London — Mourners were lined up Tuesday in Scotland’s capital to try and, as the late monarch lied in state in Edinburgh’s St. Giles’ Cathedral. Later Tuesday, the queen’s coffin was to be flown to London aboard a Royal Air Force C-17 Globemaster, accompanied by her sister Princess Anne, and then brought to Buckingham Palace.
Lines were already forming in central London, meanwhile, with hundreds of thousands expected to wait hours for an opportunity to see the queen’s coffin later this week as it lies in state at Westminster Hall.
Two women, Grace and Vanessa, said they had already taken their place in the line, waiting overnight to pay their respects a full day before the queen’s coffin was even due to arrive at Westminster.
“This morning, we went to the actual rehearsal of her majesty’s coffin going into Westminster Hall. It was heartbreaking, the solemnness of the occasion,” Grace told the BBC. “I think the whole nation is going to be heartbroken and in floods of tears. We were.”
“This is the way we want to pay respect to the queen, who has done a great service to the country and the commonwealth and the world,” Vanessa said.
Upon the departure of the queen’s coffin from Scotland on Tuesday afternoon, a Guard of Honor will give the monarch a final royal salute, and the band of the Royal Regiment of Scotland will play one verse of Britain’s.

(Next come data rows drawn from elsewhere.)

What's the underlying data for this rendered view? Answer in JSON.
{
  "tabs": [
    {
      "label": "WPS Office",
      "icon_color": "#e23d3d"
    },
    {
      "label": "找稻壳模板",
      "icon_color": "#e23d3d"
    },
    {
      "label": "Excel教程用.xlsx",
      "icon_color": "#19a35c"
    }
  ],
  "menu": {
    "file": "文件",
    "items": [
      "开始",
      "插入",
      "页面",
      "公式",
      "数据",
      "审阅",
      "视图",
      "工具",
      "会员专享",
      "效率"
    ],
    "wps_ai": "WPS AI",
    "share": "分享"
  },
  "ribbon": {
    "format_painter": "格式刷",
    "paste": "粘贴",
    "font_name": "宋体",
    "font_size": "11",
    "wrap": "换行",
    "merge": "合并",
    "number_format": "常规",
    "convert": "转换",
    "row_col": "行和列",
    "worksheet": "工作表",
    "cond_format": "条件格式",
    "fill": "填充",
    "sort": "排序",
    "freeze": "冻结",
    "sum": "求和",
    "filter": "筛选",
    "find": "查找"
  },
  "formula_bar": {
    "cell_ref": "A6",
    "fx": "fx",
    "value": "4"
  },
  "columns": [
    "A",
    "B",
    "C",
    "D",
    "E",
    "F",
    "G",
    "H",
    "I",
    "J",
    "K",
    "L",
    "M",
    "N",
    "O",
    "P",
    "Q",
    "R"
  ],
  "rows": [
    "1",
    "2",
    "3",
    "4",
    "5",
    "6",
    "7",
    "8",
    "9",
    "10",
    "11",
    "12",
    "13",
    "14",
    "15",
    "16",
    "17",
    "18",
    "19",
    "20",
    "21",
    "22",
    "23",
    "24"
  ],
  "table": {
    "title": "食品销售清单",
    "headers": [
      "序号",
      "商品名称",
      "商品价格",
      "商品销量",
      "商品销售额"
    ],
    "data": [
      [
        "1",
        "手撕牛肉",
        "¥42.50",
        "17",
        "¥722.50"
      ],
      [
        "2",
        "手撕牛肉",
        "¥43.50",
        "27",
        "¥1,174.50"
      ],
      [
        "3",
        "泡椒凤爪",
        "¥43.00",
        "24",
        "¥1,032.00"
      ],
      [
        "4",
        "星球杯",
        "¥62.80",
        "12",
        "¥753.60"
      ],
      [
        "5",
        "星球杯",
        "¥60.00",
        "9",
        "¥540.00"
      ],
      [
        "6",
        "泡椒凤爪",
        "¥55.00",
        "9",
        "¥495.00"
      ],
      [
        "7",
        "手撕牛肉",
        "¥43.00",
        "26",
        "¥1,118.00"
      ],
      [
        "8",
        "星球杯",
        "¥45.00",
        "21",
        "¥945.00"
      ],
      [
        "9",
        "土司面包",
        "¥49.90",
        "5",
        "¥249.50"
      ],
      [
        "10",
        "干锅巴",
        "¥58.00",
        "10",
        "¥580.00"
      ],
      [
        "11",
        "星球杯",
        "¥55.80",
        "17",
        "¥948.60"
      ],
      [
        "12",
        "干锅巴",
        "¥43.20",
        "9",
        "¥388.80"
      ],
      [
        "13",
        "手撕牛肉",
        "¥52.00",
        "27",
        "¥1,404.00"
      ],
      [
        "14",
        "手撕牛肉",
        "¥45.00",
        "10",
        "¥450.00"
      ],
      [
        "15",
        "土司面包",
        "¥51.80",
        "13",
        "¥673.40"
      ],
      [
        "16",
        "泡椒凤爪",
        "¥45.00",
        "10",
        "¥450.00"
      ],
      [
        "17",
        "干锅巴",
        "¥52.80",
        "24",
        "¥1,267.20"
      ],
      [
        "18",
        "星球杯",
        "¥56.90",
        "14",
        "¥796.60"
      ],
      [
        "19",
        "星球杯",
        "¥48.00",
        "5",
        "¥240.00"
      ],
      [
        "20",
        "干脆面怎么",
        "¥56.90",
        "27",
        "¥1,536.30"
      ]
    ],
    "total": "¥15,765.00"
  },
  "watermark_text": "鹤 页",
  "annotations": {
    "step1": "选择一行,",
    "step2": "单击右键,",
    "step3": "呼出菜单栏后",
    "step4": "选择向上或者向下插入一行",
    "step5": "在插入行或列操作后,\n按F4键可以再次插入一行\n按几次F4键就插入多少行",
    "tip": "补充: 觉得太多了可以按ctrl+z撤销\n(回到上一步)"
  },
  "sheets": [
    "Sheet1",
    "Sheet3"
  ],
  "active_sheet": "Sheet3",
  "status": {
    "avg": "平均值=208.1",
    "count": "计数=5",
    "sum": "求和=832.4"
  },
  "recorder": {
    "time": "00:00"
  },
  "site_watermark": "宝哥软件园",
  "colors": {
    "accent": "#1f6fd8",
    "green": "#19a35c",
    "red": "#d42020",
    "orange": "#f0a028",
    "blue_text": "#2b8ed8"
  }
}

After the coffin touches down at a British Air Force base west of London on Tuesday afternoon, it will be transported by hearse to Buckingham Palace in the heart of the capital. On Wednesday, the queen’s coffin will be moved the short distance from the palace to Westminster Hall, where the late monarch will lie in state until her state funeral on Monday.
King Charles III, alongside his wife Camilla, the queen consort, were visiting Belfast, Northern Ireland on Tuesday. They will meet politicians and religious leaders and attend a service at St. Anne’s Cathedral before returning to London later in the day.